When installing or repairing flashing, be certain to groove your brick or mortar and shape the flashing to fit into that groove. Then seal it to prevent any water from getting behind the flashing, as you see in the image to the right.
Your flashing should also sit beneath your roof shingles with appropriate sealant applied.
We wouldn’t recommend purchasing many of the tools of the chimney trade for your personal use. The cost is too high to justify for such occasional use.
However, there are items you may want to rent when you have a repair to perform, such as:
- Mechanical creosote removal tools
- Lifts (preferable over ladders)
- Rooftop safety harnesses
- High power vacuum systems (250cf per minute minimum)
- Chimney brushes
- Rotary cleaning tools
There are some tools that aren’t too costly and will have uses outside of chimney repair. The following tools are necessary for such repairs:
- Masonry bits, chisels, hammers, and trowels
- Hand brushes (steel bristle)
- Pointing tools (for shaping mortar)
- A good selection of wrenches, pliers, and drivers
- Heavy duty drill (not hammer drills)
- Wrecking, pinch and pry bars
- Variety of sledge hammers
- Large tarps
- Drop Lights
Certain chemicals and sealants will also be required but should only be purchased when needed.
Chimney repair will often involve dangerous heights whether you are working on the side of your house or up on your roof. Be sure to take proper safety precautions at all times. DO NOT BE THE GUY IN THE IMAGE ABOVE! He’s an idiot, and we’re sure his family misses him.
If you can set up a rig similar to the one seen in this video (but add safety harnesses) it would be ideal. At a minimum you should be using:
- Safety harnesses
- Lifts instead of ladders
- Hard hats
- Safety glasses
- Gloves with hand protection
Now it’s time to get out there and take a good hard look at your chimney.

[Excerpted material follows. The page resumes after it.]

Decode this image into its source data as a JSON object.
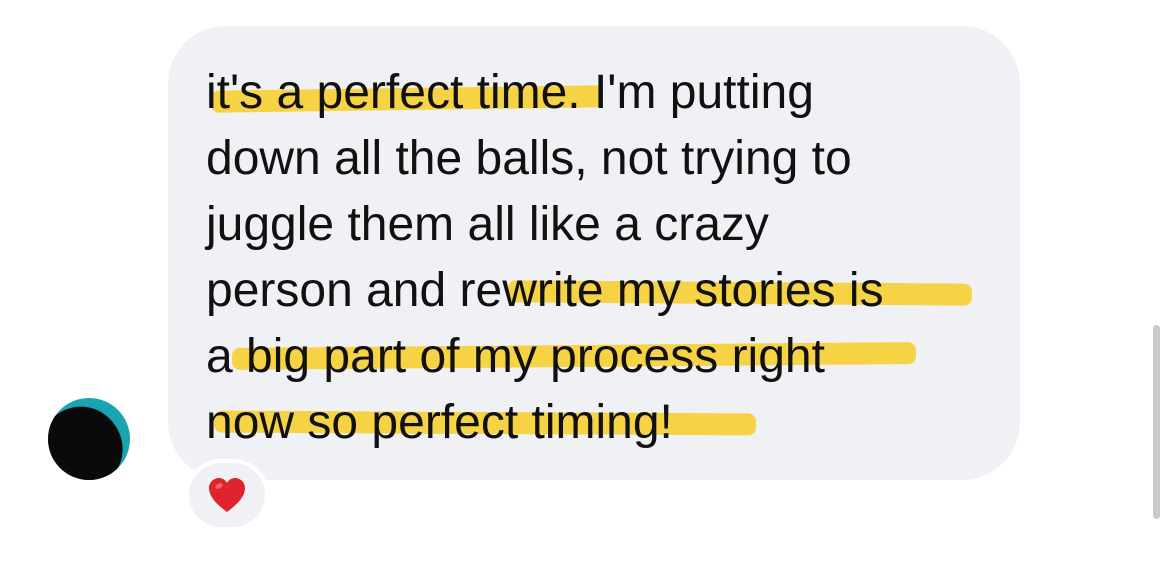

If you see anything wrong, you know where to find the answers. Good luck!